Task goal ->
Please copy out every line in the records below that includes the word "categories".
Records provided START
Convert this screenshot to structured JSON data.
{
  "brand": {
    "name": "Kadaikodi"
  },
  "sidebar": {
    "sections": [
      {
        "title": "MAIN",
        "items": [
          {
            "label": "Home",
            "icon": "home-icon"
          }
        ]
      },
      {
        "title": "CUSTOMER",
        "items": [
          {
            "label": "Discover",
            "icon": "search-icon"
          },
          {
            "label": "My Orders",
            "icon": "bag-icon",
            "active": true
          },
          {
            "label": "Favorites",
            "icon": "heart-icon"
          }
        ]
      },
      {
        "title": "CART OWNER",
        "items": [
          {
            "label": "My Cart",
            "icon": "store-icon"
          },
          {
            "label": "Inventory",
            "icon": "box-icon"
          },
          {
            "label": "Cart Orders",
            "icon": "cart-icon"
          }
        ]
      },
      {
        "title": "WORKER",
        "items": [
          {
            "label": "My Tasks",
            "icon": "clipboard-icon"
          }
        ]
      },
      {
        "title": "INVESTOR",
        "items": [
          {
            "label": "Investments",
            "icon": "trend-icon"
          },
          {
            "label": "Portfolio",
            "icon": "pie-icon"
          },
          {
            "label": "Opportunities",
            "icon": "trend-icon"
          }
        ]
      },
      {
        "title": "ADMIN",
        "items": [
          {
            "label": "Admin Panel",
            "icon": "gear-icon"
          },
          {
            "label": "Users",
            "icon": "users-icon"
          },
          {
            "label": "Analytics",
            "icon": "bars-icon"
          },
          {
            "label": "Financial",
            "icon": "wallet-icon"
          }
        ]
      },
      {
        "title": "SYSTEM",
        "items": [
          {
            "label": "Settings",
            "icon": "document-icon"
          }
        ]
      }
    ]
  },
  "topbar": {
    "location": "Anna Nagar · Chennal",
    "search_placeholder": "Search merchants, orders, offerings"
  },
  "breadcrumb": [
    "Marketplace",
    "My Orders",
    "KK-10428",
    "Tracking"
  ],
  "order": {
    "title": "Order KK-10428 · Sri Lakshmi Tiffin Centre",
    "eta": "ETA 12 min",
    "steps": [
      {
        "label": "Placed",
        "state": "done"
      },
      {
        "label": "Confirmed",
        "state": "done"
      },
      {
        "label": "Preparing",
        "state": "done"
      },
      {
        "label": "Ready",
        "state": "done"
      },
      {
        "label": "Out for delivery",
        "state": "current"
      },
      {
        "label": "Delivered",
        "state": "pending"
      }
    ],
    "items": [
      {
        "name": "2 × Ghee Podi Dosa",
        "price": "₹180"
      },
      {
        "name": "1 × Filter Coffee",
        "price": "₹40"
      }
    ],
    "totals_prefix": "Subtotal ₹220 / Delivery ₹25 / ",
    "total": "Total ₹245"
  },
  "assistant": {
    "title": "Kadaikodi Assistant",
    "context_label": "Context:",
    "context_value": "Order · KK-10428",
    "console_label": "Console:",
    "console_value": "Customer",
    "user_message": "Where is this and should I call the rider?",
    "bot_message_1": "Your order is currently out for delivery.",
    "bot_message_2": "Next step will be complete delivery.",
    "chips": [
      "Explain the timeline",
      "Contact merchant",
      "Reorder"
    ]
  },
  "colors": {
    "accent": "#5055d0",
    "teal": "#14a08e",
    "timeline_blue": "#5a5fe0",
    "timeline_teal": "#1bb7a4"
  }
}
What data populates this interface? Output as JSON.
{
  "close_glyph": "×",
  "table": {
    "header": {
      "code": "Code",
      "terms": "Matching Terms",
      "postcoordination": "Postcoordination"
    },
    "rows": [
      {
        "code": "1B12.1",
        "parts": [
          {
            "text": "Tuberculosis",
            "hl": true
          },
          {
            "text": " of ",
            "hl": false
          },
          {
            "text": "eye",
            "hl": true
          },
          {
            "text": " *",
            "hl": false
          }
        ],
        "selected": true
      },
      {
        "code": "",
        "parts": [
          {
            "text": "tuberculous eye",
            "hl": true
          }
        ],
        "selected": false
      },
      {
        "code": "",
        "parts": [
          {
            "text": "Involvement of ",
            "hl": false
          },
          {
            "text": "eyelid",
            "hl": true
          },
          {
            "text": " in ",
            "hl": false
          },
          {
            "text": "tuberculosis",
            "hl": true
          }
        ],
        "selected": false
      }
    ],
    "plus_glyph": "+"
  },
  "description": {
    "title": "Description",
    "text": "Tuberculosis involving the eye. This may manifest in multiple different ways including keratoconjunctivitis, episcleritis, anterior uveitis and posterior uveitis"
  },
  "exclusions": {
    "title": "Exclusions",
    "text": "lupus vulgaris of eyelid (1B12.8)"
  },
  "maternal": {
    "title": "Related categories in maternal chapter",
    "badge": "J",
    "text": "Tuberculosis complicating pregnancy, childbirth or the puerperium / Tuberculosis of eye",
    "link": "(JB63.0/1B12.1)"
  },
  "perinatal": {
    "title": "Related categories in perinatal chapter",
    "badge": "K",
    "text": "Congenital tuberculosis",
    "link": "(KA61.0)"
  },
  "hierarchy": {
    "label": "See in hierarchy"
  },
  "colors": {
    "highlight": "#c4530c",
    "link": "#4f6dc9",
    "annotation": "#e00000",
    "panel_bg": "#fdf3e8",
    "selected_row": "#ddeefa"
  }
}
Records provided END
Output of the task ->
    "title": "Related categories in maternal chapter",
    "title": "Related categories in perinatal chapter",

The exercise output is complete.